GOAL OF THE EXERCISE: Report all lines in the records that hold the string "Enable".
-- Opening Marker --
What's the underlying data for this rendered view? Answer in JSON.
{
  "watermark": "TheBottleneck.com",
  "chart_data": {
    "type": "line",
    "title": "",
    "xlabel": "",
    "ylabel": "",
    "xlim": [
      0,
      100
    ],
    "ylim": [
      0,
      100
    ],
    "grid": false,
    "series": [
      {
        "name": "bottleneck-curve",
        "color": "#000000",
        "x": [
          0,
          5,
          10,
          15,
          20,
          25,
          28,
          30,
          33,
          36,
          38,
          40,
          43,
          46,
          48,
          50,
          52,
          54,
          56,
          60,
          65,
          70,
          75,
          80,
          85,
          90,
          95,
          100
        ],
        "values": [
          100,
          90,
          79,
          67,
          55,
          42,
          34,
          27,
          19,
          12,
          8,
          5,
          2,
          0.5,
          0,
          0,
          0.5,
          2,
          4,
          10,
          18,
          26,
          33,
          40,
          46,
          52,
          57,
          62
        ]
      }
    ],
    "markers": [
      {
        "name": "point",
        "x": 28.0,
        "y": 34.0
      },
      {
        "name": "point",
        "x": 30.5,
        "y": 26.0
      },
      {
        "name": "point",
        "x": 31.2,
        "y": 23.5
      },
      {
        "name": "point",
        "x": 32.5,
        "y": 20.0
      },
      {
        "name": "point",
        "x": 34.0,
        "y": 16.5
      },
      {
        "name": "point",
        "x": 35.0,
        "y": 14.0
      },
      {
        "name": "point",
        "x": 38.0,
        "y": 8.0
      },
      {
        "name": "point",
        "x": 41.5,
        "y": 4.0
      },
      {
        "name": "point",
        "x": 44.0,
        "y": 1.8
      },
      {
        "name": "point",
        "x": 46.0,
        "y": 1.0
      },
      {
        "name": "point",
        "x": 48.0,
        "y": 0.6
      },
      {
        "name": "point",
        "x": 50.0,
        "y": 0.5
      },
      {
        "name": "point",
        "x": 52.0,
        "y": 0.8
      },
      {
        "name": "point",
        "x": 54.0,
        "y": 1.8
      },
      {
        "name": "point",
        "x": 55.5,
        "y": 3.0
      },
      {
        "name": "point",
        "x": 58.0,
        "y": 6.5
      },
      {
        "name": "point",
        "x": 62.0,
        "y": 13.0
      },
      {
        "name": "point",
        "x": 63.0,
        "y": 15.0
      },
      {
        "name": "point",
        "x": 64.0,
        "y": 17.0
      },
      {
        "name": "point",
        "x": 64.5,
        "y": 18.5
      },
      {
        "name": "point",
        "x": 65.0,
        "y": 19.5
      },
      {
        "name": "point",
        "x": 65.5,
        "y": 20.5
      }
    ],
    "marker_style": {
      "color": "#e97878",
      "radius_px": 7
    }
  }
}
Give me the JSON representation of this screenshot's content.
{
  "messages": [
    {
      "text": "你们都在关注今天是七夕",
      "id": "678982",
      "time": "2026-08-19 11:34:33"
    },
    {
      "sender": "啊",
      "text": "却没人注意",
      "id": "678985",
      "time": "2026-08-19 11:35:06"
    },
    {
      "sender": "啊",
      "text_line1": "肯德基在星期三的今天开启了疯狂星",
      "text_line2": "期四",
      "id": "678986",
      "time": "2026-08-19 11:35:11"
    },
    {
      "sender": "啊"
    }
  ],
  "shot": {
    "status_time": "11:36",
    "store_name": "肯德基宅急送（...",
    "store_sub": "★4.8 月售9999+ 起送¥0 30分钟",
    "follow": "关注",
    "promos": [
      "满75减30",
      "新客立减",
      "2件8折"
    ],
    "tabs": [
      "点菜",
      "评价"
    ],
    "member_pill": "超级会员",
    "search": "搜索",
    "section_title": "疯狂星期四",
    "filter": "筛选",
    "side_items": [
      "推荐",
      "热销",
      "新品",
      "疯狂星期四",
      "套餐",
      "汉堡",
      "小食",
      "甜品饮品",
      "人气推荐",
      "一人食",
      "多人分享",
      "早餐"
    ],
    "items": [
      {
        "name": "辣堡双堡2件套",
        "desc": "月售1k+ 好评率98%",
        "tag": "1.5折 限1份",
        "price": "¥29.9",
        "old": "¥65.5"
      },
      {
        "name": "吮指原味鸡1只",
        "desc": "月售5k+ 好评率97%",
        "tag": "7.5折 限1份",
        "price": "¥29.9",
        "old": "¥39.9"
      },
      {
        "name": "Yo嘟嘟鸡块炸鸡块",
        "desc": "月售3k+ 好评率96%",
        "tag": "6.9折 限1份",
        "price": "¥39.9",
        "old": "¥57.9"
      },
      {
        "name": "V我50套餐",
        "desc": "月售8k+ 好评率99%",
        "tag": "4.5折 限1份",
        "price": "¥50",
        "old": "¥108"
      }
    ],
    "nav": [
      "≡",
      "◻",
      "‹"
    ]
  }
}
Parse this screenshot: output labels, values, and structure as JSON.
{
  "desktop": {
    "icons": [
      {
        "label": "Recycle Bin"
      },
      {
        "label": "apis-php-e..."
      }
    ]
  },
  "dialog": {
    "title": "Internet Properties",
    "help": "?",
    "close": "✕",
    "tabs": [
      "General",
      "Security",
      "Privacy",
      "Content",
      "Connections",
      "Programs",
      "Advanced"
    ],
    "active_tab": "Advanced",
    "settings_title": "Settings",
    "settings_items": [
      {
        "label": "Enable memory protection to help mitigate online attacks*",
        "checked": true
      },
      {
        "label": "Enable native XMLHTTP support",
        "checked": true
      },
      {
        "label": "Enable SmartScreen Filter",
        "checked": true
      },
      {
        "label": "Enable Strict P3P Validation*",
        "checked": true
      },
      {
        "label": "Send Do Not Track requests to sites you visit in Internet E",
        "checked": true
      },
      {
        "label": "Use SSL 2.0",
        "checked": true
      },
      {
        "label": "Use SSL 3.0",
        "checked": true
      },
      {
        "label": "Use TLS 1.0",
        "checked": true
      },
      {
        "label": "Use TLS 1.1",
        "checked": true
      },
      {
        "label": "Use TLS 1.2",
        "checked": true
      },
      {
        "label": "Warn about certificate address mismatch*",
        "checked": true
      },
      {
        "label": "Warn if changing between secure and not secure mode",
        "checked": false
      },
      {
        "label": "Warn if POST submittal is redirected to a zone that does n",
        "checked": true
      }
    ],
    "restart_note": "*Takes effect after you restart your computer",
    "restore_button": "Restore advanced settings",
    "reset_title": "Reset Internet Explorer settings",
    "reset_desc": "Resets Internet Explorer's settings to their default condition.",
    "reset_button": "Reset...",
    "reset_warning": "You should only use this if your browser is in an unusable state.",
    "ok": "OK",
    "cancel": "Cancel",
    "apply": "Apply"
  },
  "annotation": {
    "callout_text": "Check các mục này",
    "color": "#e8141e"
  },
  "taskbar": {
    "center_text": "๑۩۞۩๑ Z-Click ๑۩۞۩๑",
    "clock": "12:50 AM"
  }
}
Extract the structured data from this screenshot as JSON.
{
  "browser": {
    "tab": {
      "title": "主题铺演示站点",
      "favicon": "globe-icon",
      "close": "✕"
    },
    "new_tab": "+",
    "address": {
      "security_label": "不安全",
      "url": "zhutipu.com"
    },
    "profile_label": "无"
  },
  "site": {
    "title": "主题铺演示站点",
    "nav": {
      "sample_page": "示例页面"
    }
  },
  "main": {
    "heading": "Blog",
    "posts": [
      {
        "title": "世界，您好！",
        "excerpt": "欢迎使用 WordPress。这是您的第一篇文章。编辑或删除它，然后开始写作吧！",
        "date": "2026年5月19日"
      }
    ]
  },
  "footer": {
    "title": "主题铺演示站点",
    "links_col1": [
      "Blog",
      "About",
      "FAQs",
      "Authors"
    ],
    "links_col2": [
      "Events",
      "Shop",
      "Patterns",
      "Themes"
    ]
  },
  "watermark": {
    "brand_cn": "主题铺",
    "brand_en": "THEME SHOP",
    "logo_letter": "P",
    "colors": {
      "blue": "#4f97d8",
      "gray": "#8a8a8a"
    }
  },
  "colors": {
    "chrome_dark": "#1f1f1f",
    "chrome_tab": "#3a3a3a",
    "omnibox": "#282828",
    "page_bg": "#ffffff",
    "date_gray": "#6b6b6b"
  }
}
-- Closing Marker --
THE COMPLETED TASK:
        "label": "Enable memory protection to help mitigate online attacks*",
        "label": "Enable native XMLHTTP support",
        "label": "Enable SmartScreen Filter",
        "label": "Enable Strict P3P Validation*",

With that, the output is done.